* What to do: Which lines of the data contain the string "Server"? Copy every one.
== Segment start ==
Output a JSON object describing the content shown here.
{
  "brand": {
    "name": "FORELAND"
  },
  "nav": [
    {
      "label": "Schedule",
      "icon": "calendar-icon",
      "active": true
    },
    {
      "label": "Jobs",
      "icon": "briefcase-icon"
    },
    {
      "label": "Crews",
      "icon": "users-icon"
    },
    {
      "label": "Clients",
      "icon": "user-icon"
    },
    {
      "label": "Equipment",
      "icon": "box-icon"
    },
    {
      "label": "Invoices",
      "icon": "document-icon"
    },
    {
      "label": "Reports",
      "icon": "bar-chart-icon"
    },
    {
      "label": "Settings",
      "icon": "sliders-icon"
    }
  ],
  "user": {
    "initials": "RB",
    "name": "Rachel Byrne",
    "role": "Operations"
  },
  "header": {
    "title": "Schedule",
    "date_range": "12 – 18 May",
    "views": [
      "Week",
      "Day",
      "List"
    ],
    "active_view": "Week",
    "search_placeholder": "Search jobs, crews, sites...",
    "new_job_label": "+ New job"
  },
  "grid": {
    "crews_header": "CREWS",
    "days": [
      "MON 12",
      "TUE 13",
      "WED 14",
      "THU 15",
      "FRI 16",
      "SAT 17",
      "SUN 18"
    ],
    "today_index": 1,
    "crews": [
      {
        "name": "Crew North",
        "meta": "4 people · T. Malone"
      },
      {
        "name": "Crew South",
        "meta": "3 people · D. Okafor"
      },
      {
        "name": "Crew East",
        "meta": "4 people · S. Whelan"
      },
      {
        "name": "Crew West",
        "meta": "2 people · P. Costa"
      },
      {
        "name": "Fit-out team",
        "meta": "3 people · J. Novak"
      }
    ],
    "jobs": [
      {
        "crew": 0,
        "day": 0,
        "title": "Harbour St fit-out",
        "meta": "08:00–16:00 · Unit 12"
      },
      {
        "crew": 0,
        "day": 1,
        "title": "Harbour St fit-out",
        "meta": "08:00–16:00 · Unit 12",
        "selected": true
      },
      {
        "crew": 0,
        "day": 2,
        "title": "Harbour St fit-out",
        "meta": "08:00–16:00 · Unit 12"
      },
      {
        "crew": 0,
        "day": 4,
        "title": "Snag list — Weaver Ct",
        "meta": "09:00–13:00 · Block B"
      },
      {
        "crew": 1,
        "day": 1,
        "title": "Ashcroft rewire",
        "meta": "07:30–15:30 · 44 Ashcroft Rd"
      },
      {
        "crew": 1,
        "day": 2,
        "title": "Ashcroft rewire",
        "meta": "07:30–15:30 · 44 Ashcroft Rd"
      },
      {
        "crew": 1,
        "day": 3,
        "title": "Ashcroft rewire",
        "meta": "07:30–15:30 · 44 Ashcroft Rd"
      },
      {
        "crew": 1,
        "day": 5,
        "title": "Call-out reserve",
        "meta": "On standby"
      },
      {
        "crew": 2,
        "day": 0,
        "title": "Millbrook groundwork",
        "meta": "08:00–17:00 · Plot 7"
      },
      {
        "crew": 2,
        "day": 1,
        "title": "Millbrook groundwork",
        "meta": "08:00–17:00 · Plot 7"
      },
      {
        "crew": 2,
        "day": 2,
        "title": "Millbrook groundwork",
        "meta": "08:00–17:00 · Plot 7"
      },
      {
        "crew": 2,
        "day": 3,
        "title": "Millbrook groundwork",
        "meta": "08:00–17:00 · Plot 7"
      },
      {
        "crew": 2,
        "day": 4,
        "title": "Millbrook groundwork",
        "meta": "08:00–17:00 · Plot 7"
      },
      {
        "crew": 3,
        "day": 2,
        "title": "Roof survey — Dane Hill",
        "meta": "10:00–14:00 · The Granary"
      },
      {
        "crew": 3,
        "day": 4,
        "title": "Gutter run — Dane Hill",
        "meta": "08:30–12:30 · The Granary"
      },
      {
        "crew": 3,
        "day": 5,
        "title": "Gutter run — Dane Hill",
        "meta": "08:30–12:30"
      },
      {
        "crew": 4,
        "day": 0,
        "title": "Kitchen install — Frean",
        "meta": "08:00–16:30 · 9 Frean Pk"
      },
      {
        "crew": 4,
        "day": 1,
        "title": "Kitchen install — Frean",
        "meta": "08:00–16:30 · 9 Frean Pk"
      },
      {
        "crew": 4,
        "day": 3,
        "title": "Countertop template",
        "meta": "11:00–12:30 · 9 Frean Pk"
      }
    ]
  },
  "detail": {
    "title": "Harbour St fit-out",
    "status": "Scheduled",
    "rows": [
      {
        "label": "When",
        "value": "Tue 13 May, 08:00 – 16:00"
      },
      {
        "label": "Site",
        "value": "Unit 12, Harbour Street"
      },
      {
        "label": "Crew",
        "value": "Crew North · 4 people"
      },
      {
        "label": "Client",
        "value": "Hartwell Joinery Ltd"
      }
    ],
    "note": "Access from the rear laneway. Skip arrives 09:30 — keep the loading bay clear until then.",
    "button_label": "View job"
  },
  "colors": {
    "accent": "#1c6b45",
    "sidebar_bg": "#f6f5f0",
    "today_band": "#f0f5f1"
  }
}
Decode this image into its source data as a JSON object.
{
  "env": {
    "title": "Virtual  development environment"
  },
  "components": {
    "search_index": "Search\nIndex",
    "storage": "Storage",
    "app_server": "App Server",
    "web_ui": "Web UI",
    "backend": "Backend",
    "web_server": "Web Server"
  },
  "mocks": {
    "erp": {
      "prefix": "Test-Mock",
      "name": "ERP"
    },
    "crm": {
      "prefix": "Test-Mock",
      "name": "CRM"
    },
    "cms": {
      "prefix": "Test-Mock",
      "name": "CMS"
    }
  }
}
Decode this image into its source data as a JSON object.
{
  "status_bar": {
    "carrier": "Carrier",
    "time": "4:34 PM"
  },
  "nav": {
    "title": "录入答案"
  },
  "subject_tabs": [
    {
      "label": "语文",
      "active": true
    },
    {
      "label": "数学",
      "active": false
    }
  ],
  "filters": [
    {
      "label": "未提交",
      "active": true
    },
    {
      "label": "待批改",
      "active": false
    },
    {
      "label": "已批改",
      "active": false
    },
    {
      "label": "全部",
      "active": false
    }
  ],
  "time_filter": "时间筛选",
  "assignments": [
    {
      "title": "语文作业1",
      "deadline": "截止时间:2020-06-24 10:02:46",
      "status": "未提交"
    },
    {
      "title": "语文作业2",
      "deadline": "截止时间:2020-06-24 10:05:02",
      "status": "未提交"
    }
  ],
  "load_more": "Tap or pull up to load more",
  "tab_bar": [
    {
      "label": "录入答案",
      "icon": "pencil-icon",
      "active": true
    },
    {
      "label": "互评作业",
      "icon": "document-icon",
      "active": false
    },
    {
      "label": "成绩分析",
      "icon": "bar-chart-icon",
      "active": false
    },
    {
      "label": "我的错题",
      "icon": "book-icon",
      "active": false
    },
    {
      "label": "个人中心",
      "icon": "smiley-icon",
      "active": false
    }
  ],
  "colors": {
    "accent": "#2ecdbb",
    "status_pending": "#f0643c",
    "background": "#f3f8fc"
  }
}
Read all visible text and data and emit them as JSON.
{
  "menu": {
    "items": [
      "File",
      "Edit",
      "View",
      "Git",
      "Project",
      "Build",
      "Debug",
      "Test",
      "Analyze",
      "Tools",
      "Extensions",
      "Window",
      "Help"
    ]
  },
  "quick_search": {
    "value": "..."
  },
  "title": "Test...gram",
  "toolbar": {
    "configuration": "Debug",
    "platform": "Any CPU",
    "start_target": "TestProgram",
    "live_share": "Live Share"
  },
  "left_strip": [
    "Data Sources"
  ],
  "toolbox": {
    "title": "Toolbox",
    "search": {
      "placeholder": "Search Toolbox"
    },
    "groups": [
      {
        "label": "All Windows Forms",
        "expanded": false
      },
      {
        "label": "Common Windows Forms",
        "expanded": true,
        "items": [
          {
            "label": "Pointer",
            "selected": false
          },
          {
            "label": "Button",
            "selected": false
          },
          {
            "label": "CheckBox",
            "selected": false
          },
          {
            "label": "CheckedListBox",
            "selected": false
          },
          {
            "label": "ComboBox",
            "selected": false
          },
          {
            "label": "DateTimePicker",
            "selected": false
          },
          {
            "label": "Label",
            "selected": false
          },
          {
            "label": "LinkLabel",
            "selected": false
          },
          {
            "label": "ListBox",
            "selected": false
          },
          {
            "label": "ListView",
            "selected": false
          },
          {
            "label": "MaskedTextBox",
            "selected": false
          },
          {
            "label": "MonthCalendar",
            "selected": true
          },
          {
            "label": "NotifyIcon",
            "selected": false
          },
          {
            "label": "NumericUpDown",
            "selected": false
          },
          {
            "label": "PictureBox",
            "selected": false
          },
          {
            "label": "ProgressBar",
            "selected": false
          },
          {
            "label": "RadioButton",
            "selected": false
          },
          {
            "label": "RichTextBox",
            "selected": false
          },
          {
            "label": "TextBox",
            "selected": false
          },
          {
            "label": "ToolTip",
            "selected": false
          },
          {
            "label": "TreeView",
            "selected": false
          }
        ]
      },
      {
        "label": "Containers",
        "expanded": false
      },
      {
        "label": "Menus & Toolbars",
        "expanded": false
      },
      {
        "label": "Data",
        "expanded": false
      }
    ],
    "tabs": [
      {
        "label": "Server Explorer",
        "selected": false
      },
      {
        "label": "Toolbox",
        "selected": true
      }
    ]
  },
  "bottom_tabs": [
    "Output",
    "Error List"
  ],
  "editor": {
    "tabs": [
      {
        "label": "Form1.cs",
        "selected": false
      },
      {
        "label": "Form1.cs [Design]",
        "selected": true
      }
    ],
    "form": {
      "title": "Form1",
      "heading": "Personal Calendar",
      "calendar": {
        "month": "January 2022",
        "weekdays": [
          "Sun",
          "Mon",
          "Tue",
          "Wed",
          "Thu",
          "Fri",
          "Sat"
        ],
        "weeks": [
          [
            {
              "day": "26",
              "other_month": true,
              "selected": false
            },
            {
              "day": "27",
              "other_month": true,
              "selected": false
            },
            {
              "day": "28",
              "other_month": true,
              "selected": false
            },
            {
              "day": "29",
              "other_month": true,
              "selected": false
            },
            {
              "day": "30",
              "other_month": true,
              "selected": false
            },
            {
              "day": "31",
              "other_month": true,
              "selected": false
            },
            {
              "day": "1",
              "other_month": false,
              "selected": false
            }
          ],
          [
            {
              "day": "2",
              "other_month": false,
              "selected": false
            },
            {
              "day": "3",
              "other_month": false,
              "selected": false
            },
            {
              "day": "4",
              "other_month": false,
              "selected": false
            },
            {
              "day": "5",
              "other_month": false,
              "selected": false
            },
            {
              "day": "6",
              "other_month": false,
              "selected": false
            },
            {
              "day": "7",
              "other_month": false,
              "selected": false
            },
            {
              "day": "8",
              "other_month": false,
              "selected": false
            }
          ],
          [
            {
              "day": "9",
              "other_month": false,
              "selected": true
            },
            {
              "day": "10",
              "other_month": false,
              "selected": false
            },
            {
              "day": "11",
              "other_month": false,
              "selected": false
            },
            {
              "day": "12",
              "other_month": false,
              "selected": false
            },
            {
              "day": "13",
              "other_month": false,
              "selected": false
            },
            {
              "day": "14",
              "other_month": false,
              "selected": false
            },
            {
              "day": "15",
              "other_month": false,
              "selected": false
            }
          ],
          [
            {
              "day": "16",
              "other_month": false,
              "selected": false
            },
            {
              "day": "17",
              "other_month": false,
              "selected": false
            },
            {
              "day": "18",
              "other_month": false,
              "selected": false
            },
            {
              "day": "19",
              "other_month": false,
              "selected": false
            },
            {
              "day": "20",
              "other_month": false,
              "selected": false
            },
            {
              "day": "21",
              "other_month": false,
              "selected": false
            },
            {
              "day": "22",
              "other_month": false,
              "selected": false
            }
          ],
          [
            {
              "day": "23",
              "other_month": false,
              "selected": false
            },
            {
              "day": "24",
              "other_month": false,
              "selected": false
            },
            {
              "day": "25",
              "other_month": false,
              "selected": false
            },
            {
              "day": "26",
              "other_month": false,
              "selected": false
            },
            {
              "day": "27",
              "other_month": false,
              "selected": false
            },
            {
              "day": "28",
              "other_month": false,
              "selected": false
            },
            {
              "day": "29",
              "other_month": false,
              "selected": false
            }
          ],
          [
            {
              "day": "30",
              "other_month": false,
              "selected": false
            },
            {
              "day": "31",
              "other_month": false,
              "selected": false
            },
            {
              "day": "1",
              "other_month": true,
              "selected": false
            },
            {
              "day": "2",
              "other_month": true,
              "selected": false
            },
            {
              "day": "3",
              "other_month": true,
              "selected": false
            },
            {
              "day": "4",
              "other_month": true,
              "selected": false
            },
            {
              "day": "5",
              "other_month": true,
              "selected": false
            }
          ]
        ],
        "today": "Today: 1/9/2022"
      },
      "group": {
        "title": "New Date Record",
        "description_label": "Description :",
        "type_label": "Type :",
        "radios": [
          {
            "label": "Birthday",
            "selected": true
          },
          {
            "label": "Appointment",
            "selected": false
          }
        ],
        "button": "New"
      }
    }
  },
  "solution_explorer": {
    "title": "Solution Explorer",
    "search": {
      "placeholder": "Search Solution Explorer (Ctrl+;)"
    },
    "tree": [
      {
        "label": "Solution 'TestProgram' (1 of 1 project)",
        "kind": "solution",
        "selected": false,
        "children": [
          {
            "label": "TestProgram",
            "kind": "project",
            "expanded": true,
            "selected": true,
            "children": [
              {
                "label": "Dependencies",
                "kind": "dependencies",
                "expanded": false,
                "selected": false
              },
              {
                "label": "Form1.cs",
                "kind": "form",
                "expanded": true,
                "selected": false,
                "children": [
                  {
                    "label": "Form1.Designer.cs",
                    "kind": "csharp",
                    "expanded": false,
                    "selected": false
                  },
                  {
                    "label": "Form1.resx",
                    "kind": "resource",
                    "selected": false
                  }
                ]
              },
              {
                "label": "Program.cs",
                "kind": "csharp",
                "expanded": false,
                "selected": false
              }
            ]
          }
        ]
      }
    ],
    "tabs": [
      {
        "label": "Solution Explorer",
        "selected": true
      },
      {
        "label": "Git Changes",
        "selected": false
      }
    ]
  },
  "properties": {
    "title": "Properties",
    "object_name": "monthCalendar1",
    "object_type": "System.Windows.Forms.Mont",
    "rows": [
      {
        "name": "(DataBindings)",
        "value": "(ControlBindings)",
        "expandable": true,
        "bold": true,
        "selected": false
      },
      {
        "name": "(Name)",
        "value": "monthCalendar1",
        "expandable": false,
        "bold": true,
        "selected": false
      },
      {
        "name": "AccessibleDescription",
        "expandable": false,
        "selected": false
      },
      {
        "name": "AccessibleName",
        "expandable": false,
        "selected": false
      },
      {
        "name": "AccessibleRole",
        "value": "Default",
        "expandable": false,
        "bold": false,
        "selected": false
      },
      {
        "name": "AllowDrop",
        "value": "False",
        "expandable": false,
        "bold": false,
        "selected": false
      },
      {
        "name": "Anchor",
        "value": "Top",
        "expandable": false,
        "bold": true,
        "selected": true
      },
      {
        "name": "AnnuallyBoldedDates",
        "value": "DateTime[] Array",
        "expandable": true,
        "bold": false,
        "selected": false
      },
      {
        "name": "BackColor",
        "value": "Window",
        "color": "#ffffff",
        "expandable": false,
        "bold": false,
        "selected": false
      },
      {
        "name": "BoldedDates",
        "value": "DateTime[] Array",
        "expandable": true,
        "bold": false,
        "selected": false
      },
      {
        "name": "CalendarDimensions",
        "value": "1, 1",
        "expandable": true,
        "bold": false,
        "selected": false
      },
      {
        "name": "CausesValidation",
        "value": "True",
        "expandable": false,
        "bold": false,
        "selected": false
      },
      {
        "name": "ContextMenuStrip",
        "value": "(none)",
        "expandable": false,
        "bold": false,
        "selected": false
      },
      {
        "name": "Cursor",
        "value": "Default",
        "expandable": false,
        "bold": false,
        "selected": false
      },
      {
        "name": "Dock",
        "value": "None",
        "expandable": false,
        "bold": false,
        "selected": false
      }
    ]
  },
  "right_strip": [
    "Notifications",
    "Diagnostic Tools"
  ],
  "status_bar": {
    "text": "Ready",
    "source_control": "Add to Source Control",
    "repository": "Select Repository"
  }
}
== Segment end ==
* Response to the task:
    "app_server": "App Server",
    "web_server": "Web Server"
        "label": "Server Explorer",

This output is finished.